Due to necessary maintenance, the High Line is currently closed between 30th Street & 11th Ave and 34th Street.
Tuesday, June 7, 2016
Wednesday, June 8, 2016
Thursday, June 9, 2016
Performance from 6:00 – 9:00 PM
Naama Tsabar creates sculptures, installations, and performances that often transform the exhibition space itself into a musical instrument to be played. With a background as a musician and bartender, Tsabar infuses her work with materials, sounds, and smells taken from nocturnal environments. Tsabar’s sculptural works—for example, a double guitar played by two facing musicians, or a wall that can be played only from the inside—can become sensuously intimate, highlighting the capacity of sound to break down the delineations between people and spaces.
For her performance on the High Line, Tsabar presents the third iteration of Composition 20, inviting a group of 20 musicians to utilize their amps—which are scattered across the park’s pathway—both as a sound-amplifying source and as a pedestal to stand on. For the work, Tsabar commissions three composers to craft unique musical scores, all to be performed simultaneously by different sets of the musicians.
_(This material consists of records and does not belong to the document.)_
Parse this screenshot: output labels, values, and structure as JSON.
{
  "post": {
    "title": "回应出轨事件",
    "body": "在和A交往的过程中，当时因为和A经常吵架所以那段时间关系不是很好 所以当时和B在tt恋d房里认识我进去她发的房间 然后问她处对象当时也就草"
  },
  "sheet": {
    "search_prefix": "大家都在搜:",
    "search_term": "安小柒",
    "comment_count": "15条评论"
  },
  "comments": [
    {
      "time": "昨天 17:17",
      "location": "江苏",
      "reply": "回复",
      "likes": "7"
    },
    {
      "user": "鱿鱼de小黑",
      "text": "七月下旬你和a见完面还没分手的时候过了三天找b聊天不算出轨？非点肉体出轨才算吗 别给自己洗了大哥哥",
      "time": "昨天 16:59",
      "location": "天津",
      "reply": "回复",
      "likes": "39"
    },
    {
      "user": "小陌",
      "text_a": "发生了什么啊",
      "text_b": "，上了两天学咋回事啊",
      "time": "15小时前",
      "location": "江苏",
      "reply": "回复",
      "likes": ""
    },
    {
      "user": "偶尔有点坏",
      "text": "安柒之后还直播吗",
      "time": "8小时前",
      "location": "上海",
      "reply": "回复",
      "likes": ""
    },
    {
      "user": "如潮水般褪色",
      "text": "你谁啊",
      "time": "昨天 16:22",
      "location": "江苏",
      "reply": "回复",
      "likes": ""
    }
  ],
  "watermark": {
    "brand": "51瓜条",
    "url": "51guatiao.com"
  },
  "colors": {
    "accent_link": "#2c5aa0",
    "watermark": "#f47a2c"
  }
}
As the musicians step up onto their amps, their collective shifting silhouette forms a sculptural composition that complements the accompanying sonic one.
Organized by Cecilia Alemani, Donald R. Mullen, Jr. Director & Chief Curator, and Melanie Kress, High Line Art Associate Curator.
Naama Tsabar (b. 1982, Israel) lives and works in New York. Recent solo exhibitions have been featured at Paramo Gallery, Guadalajara, Mexico (2016); MARTE-Contemporary, San Salvador, El Salvador (2014); Solomon R. Guggenheim Museum, New York (2014); and Tel Aviv Museum of Art, Israel (2010). Notable group exhibitions include Point Of Contact, CCS Bard Hessel Museum, New York (2015); The Chicago Triangle, Haifa Museum of Art, Israel (2014); and Greater New York, MoMA PS1, New York (2010).
High Line Art is presented by Friends of the High Line and the New York City Department of Parks & Recreation. Major support for High Line Art comes from Donald R. Mullen, Jr. and The Brown Foundation, Inc. of Houston. High Line Art is supported, in part, with public funds from the New York City Department of Cultural Affairs in partnership with the New York City Council and from the New York State Council on the Arts with the support of Governor Andrew Cuomo and the New York State Legislature.